User satisfaction surveys will also be conducted to assess the level of satisfaction by the public with government services and to ensure that departments and service delivery points develop action plans to address the challenges for continuously improved service delivery. On the internal efficiency of the Public Service, in order to deliver quality services to the citizens, the Public Service requires sufficient numbers of adequately skilled and motivated public servants with the correct attitudes and service ethos and well-functioning modernised systems and processes, including an enabling policy and legislative framework. There is a need for improvement in human resource management and development, achievement of labour peace, and improvement of business processes, systems, decision rights and accountability management.
In an effort to build a single Public Service, streams have been identified and implemented to create a sound institutional base for such a single Public Service, such as our flagship project at the Maponya Mall in Soweto. This work has assisted the department to better understand the challenges and opportunities when dealing with integrated service delivery across the three spheres of government.

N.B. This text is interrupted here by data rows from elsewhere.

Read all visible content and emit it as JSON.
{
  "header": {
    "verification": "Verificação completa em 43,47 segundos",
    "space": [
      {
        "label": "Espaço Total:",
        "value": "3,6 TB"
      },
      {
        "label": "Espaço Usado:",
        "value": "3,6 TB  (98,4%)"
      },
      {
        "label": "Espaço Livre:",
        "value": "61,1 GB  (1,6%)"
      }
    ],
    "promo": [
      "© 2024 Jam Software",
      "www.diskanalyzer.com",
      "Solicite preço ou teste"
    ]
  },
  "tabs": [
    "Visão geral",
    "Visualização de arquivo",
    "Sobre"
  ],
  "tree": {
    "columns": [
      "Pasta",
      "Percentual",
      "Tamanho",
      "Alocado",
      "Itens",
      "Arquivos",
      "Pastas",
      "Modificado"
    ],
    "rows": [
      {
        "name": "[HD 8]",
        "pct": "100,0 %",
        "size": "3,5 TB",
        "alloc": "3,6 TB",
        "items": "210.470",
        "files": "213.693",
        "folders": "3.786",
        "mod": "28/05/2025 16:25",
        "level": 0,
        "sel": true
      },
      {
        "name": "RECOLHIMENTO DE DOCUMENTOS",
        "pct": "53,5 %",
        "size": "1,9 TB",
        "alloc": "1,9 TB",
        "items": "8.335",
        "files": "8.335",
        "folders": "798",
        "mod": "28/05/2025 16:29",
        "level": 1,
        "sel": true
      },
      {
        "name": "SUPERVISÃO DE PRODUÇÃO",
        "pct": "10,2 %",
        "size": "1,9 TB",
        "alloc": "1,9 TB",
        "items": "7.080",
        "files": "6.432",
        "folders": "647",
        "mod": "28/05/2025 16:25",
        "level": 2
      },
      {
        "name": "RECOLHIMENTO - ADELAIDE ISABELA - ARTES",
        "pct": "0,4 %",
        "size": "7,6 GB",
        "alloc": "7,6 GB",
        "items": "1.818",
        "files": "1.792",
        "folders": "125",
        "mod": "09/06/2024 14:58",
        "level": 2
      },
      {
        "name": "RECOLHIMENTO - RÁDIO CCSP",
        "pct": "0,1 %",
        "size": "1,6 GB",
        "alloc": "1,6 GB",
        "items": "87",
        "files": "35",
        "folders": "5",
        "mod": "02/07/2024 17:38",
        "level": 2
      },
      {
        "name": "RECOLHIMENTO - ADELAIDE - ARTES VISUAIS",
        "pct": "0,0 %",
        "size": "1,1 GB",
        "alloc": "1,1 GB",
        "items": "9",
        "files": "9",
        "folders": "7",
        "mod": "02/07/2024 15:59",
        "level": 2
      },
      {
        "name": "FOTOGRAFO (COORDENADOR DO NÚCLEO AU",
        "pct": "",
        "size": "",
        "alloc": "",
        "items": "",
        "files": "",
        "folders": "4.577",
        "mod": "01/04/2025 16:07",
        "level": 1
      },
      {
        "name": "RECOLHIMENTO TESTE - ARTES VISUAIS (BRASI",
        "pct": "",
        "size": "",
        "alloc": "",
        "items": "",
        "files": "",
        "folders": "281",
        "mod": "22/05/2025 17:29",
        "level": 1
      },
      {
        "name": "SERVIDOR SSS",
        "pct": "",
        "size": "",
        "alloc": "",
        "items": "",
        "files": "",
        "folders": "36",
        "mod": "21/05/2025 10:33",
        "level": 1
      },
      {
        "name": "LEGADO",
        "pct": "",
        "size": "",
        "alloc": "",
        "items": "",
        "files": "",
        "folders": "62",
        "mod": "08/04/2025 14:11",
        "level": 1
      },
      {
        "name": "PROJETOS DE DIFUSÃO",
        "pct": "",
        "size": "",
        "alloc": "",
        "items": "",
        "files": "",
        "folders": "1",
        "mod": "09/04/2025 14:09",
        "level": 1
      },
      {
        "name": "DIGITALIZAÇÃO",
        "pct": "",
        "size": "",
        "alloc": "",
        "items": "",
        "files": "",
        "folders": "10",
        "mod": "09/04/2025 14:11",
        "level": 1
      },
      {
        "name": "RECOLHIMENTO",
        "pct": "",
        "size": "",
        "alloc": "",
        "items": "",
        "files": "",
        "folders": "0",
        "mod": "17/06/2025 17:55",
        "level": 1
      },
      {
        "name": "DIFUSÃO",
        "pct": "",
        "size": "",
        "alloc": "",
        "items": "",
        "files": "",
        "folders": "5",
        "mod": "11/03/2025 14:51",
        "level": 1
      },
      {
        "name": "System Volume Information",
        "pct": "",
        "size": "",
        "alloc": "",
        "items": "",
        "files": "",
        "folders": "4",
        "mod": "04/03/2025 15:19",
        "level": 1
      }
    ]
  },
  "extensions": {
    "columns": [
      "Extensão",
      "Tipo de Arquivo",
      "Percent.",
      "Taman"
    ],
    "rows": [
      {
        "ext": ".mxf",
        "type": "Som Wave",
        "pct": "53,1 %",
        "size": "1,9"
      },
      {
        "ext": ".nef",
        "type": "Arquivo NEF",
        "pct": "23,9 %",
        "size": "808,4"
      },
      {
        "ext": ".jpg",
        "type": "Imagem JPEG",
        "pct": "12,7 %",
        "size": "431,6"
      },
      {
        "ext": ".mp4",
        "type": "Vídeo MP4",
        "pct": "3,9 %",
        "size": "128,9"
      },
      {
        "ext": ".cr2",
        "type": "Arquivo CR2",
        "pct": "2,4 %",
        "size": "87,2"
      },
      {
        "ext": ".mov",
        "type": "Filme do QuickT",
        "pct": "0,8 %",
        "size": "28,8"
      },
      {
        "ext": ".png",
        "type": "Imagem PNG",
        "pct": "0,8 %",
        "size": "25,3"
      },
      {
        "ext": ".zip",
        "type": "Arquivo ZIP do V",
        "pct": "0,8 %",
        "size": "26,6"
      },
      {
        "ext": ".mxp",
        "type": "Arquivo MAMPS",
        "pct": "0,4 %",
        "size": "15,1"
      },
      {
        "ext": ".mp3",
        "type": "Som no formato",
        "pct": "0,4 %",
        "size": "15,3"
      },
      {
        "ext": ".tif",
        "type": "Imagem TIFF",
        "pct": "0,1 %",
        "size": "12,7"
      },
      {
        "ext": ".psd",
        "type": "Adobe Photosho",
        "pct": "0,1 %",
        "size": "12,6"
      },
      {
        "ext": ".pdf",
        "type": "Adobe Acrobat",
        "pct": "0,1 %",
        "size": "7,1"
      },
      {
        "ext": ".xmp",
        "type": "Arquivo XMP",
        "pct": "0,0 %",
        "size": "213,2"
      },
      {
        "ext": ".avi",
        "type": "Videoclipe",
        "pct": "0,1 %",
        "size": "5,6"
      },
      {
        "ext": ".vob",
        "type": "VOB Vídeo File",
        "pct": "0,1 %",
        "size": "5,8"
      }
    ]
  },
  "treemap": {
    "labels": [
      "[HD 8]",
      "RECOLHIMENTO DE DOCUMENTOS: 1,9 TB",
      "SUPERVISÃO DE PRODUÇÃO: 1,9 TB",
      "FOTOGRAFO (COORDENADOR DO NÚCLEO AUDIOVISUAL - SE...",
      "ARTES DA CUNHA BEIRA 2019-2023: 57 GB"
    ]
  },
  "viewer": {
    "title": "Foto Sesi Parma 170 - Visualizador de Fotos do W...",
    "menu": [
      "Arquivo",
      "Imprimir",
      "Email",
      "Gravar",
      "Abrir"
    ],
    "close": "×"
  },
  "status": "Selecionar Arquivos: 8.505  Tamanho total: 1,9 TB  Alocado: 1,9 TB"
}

Guided by the Constitution, the Ministry will draw from these experiences when it considers the legislative implications of taking the process of a single Public Service forward, including the finalisation of discussions on the most suitable legislative approach to support the need for seamless integration.
Other initiatives to improve the internal efficiency of the Public Service will include: implementing a plan that ensures full compliance by senior management in submitting performance agreements; improving the average period it takes to fill a vacancy in the Public Service; maintaining and supporting the roll-out of the human resource module for the Integrated Financial Management System; contributing to the improvement in conditions of services for the Public Service by, amongst others, promoting home ownership among public servants through the introduction of a government employees housing scheme; and further strengthening the disciplinary management system within the Public Service.
The third focus area is the implementation of the Sita turnaround strategy. The State Information Technology Agency plays a critical role in the modernisation of the Public Service through the implementation of ICT projects and solutions that seek to achieve economies of scale, reduce ICT costs, minimise procurement bottlenecks and generally improve the efficiency and effectiveness of the Public Service. The Ministry will encourage government to take advantage of available technologies to advance accessibility to government services by our people. On this matter, the Deputy Minister will elaborate further.
When talking about the training and development of a Public Service cadre and the repositioning of Palama into a school of government, training and development interventions within the Public Service will have to be needs based, respond to government's priority skills areas, support the national development agenda and contribute to increased performance. The Ministry will embark on a capacity-building programme through an improved induction programme for new entrants and the training of unemployed young people. We will also continue to work with the Department of Higher Education and Training and the Public Service Sector Education and Training Authority,